No matter what you are going to use, you want to replace any implementations of schedulers with a provider call that will allow you to inject a scheduler in tests, such as:

...        
webService.getLibrary_Combine()
    ...
    .receive(on: schedulerProvider.scheduler(forQueue: heavyComputationQueue))

Testing cold streams

When you’re testing cold reactive streams, you have one more opportunity - (hot/cold concept explained here). What you can do, is to just subscribe to such stream and lock current thread as long as the value is not provided. This is similar to async / await pattern, which you can read more about here. Let’s imagine you’re testing a following transformation, such as:

func ensureLibraryExists(
    library: Library
    ) -> AnyPublisher<Bool, Never> {
    let libraryGlobalIdentifier = webService.getLibraryDetails(
            library: library
        )
        .map { $0.globalIdentifier }
    let allReactiveLibraries = webService.getAllReactiveLibrariesIdentifiers()

    return Combine.Publishers.CombineLatest(
            libraryGlobalIdentifier,
            allReactiveLibraries
        )
        .map { $1.contains($0) }
        .eraseToAnyPublisher()
}

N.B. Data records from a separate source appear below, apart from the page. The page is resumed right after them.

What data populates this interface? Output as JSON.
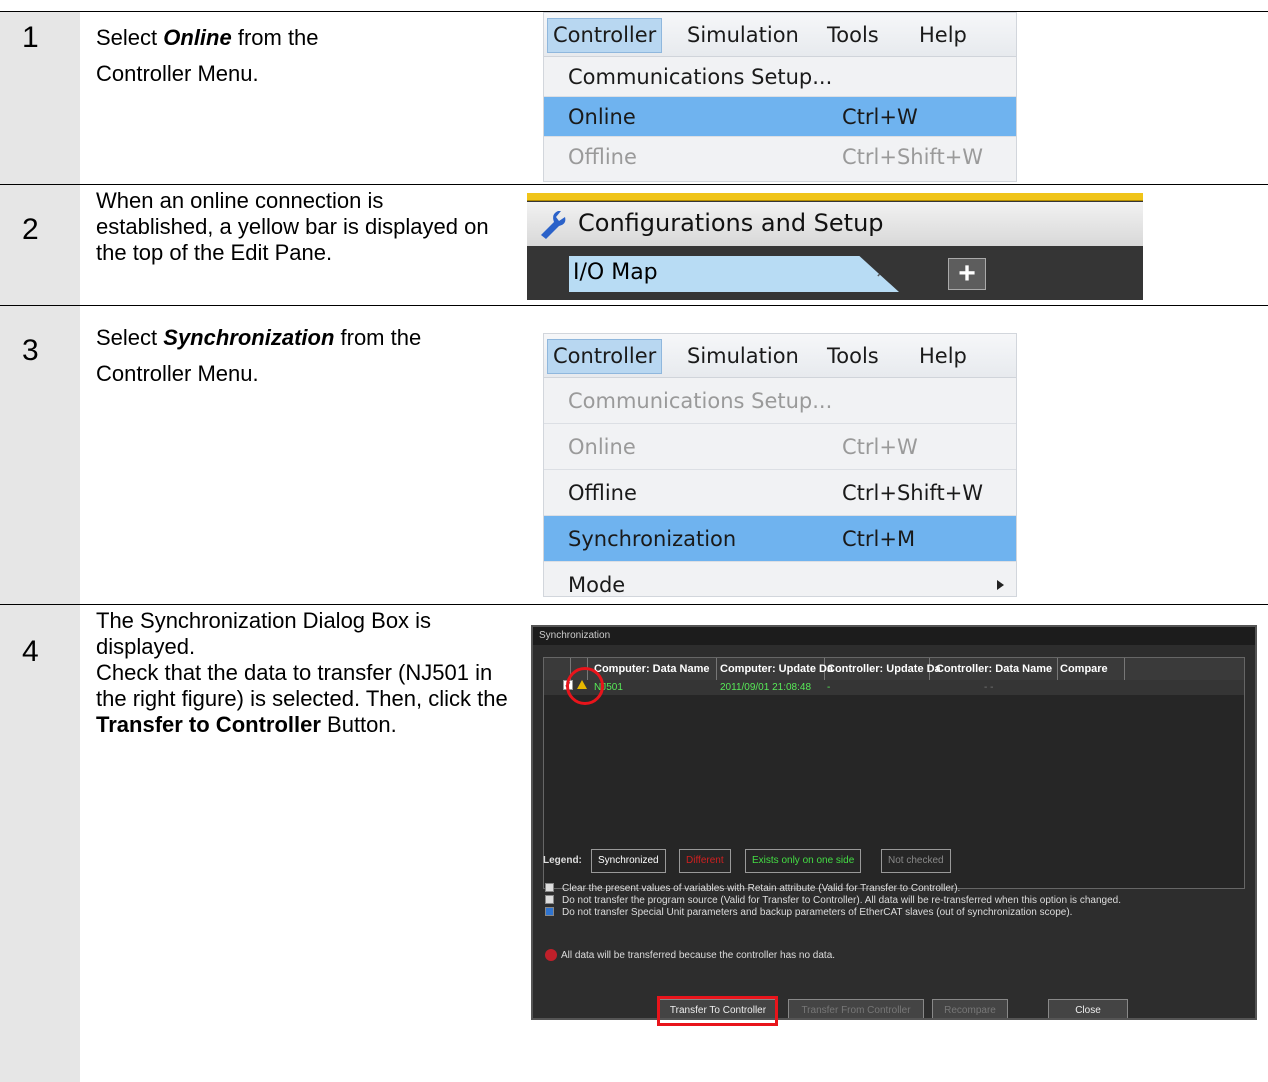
{
  "steps": [
    {
      "number": "1",
      "text_before": "Select ",
      "emphasis": "Online",
      "text_after": " from the Controller Menu."
    },
    {
      "number": "2",
      "text": "When an online connection is established, a yellow bar is displayed on the top of the Edit Pane."
    },
    {
      "number": "3",
      "text_before": "Select ",
      "emphasis": "Synchronization",
      "text_after": " from the Controller Menu."
    },
    {
      "number": "4",
      "line1": "The Synchronization Dialog Box is displayed.",
      "line2": "Check that the data to transfer (NJ501 in the right figure) is selected. Then, click the ",
      "bold": "Transfer to Controller",
      "line2_after": " Button."
    }
  ],
  "menu1": {
    "menubar": [
      "Controller",
      "Simulation",
      "Tools",
      "Help"
    ],
    "items": [
      {
        "label": "Communications Setup...",
        "shortcut": "",
        "state": "normal"
      },
      {
        "label": "Online",
        "shortcut": "Ctrl+W",
        "state": "selected"
      },
      {
        "label": "Offline",
        "shortcut": "Ctrl+Shift+W",
        "state": "disabled"
      }
    ]
  },
  "config": {
    "header": "Configurations and Setup",
    "tab": "I/O Map",
    "tab_close": "×",
    "add_tab": "+"
  },
  "menu2": {
    "menubar": [
      "Controller",
      "Simulation",
      "Tools",
      "Help"
    ],
    "items": [
      {
        "label": "Communications Setup...",
        "shortcut": "",
        "state": "disabled"
      },
      {
        "label": "Online",
        "shortcut": "Ctrl+W",
        "state": "disabled"
      },
      {
        "label": "Offline",
        "shortcut": "Ctrl+Shift+W",
        "state": "normal"
      },
      {
        "label": "Synchronization",
        "shortcut": "Ctrl+M",
        "state": "selected"
      },
      {
        "label": "Mode",
        "shortcut": "",
        "state": "submenu"
      }
    ]
  },
  "sync_dialog": {
    "title": "Synchronization",
    "columns": [
      "Computer: Data Name",
      "Computer: Update Da",
      "Controller: Update Da",
      "Controller: Data Name",
      "Compare"
    ],
    "row": {
      "check": "✓",
      "name": "NJ501",
      "computer_update": "2011/09/01 21:08:48",
      "controller_update": "-",
      "controller_name": "- -"
    },
    "legend_label": "Legend:",
    "legend": [
      "Synchronized",
      "Different",
      "Exists only on one side",
      "Not checked"
    ],
    "options": [
      {
        "checked": false,
        "text": "Clear the present values of variables with Retain attribute (Valid for Transfer to Controller)."
      },
      {
        "checked": false,
        "text": "Do not transfer the program source (Valid for Transfer to Controller). All data will be re-transferred when this option is changed."
      },
      {
        "checked": true,
        "text": "Do not transfer Special Unit parameters and backup parameters of EtherCAT slaves (out of synchronization scope)."
      }
    ],
    "info": "All data will be transferred because the controller has no data.",
    "buttons": [
      "Transfer To Controller",
      "Transfer From Controller",
      "Recompare",
      "Close"
    ]
  }
}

You may want to test such function’s result, which may look like this:

XCTAssertTrue(
    ensureLibraryExists(library: combine).firstValue()
)

This looks really great, but again, there are different ways to achieve that:

  • Combine - not supported by default - you’ll need to add some extension - I hope I’ve inspired you enough to do that on your own!
  • ReactiveSwift - there is first() method on ReactiveSwift.SignalProducer that returns Swift.Result<Success, Failure> so it will look like try? producer.first()
  • RxSwift - there is a separate library called RxBlocking that enables this functionality

Summary

As you can see, there are some trade-offs, and you can’t just use those three libraries in exactly the same way, however, some patterns are being repeated for all of them. In the end, let me give you some tips that I’ve noted during 2 years of programming reactively almost every day:

  • Use Sink pattern when dealing with hot streams
  • Use blocking api when testing cold streams
  • Always inject any async schedulers
  • Avoid using XCTestExpectation - the above tools are much cleaner and do not allow you to set up long expectation timeouts that can possibly hide other issues

If you would like to see all three libraries examples, please visit this sample project on my GitHub. You can find an absolutely great article about the insights of Combine framework here. Feel free to give some claps if you’ve found this article useful! Should you have any questions, feel free to ask me on Twitter